(Data records for software interfaces)
*** Begin section ***

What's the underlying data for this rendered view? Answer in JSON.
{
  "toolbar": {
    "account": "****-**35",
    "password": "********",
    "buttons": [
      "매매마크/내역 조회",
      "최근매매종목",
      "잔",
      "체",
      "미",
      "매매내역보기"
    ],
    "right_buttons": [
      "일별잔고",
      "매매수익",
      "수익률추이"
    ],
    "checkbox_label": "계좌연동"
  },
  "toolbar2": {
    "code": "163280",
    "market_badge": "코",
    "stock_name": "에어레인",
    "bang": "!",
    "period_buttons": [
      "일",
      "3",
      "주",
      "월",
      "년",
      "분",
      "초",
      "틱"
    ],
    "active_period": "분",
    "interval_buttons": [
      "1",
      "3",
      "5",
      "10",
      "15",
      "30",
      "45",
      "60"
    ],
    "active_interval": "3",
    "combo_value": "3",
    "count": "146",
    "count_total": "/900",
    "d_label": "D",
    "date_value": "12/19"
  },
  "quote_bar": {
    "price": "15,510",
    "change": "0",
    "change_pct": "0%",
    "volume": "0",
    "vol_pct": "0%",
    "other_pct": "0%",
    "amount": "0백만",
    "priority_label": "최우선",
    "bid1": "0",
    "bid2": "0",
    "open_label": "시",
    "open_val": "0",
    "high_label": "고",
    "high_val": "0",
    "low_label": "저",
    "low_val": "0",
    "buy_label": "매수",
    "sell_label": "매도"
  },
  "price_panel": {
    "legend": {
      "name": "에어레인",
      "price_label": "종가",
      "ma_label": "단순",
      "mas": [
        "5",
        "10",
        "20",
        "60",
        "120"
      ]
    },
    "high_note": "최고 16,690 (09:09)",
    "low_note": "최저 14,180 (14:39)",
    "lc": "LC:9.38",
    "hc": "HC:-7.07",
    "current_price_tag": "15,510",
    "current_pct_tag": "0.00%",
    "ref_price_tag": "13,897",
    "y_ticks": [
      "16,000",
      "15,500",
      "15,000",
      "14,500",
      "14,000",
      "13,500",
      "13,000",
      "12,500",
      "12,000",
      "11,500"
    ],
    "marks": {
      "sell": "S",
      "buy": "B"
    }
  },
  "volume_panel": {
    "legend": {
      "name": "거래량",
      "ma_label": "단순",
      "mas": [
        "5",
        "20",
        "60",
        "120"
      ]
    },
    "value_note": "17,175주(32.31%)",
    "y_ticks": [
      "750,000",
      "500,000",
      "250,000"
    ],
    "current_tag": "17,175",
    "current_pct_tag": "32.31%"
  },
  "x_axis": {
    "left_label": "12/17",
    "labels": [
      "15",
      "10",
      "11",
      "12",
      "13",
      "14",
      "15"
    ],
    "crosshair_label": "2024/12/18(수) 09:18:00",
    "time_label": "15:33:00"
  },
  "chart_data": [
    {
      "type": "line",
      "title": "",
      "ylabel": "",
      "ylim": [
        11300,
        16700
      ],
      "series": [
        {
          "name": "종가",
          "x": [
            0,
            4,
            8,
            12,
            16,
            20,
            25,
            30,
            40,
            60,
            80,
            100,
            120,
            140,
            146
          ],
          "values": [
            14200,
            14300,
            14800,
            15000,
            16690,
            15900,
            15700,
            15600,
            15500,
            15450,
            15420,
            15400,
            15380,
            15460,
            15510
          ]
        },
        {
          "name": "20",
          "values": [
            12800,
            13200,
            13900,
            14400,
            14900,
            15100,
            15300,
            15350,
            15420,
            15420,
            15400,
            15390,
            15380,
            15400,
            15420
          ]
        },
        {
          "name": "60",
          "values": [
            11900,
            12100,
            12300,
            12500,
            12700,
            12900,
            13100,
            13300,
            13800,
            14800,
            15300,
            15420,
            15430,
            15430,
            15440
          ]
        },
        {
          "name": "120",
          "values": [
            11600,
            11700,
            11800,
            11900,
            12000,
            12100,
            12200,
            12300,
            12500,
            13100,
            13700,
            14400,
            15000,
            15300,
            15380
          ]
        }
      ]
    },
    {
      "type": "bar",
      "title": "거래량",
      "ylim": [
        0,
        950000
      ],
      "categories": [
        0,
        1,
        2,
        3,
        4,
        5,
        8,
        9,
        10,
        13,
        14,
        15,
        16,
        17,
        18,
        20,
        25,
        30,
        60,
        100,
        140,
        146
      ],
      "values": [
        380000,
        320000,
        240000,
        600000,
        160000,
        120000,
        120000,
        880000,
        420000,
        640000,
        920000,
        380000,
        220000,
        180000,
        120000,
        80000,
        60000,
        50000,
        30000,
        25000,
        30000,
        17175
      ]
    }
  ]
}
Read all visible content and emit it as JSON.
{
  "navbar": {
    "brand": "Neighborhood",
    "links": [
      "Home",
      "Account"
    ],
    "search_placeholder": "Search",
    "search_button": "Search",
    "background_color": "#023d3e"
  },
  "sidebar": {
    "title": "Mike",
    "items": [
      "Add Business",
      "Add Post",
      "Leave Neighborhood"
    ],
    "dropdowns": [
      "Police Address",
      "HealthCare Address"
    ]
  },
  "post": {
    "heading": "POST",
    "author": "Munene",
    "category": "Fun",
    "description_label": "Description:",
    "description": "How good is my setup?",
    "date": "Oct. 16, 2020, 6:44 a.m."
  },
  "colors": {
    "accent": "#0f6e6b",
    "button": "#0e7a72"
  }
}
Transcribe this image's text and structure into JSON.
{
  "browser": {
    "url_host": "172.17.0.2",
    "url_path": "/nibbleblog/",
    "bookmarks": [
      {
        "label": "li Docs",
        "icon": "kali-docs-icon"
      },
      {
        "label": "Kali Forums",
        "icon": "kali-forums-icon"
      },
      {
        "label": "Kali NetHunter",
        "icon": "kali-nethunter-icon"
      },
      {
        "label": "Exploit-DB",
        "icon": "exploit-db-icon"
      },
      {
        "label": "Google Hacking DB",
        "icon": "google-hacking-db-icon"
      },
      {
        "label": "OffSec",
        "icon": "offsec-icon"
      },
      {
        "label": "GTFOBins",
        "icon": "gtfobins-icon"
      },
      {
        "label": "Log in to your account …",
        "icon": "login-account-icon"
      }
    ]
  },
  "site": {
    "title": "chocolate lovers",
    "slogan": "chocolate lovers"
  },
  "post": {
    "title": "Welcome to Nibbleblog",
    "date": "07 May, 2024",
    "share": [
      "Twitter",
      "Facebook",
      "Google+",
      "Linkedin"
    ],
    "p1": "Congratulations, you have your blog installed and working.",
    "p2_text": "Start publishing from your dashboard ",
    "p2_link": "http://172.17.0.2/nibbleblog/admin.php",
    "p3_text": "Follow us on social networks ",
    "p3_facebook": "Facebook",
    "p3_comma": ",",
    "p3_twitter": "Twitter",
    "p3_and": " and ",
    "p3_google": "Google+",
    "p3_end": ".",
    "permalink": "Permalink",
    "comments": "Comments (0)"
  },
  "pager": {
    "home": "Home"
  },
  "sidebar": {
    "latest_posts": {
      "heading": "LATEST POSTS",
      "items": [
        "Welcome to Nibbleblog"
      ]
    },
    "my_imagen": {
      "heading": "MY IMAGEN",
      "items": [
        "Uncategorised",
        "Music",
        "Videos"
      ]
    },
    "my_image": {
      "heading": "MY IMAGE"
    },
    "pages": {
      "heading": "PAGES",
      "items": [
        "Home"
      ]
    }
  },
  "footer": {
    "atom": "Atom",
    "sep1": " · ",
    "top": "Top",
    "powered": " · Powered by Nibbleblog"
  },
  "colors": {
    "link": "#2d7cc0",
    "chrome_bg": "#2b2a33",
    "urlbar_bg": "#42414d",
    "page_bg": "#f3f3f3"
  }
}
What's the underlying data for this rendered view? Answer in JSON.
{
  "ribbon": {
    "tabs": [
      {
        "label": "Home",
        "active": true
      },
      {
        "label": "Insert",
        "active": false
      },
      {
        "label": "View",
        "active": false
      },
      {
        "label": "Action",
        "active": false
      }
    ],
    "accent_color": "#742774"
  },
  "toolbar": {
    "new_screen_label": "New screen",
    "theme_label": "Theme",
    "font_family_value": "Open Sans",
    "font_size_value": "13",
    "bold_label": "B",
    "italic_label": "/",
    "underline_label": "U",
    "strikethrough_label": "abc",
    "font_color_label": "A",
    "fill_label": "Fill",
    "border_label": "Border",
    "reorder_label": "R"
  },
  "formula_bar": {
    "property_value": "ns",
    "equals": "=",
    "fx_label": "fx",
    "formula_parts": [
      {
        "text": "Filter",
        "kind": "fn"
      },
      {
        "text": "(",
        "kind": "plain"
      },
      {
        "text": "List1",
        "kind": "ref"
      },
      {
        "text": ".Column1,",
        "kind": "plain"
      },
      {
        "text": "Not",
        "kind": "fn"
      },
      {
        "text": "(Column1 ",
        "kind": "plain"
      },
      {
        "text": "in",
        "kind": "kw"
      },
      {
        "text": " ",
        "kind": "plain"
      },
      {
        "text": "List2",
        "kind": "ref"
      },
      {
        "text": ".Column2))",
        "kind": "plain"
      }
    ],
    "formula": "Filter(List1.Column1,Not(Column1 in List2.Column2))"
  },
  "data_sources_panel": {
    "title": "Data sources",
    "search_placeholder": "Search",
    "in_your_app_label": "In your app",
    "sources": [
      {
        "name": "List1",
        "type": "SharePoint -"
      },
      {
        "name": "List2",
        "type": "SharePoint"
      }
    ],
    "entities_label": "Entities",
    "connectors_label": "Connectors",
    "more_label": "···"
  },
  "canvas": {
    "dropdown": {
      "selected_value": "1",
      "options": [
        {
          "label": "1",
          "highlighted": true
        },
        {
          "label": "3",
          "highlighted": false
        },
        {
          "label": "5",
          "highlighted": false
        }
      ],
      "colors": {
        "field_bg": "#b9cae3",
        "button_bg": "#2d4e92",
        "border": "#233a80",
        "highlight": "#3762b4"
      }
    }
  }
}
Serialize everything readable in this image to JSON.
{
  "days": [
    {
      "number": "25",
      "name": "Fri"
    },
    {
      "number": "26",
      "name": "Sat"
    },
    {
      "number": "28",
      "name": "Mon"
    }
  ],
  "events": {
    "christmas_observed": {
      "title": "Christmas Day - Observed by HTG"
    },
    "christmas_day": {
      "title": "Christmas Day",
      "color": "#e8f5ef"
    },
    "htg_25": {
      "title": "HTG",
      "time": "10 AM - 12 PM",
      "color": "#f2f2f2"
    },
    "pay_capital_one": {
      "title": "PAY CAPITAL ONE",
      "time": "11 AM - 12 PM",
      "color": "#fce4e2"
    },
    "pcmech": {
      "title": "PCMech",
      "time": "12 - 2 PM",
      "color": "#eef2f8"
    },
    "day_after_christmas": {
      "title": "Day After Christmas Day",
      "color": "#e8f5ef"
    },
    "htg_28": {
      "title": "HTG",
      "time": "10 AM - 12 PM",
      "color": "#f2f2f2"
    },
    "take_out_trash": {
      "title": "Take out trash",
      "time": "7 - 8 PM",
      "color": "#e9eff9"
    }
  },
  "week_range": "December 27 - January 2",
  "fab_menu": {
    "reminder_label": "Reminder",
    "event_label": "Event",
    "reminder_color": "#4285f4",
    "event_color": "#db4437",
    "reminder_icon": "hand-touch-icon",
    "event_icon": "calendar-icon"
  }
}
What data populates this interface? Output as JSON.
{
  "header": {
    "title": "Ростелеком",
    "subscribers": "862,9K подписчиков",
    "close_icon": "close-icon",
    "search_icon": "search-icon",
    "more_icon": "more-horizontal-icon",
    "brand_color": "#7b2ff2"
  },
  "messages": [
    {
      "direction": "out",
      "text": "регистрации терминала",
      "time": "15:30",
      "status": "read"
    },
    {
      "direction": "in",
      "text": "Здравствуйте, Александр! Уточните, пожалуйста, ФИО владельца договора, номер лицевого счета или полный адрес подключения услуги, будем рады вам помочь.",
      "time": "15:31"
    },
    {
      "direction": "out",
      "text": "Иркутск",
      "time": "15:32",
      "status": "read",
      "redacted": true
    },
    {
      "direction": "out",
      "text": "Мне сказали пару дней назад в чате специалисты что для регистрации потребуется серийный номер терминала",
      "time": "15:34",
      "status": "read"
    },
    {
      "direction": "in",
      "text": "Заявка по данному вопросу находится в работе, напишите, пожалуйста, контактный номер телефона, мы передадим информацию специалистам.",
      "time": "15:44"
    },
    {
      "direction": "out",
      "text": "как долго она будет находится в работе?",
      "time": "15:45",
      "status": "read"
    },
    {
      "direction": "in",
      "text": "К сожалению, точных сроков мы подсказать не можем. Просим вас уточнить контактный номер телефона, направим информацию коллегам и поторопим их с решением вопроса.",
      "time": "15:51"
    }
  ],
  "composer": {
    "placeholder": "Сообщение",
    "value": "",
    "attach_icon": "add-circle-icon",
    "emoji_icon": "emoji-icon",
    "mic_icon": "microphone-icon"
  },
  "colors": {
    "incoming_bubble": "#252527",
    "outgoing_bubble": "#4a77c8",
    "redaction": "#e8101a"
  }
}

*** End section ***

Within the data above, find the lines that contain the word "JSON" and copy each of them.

What's the underlying data for this rendered view? Answer in JSON.
Read all visible content and emit it as JSON.
Transcribe this image's text and structure into JSON.
What's the underlying data for this rendered view? Answer in JSON.
Serialize everything readable in this image to JSON.
What data populates this interface? Output as JSON.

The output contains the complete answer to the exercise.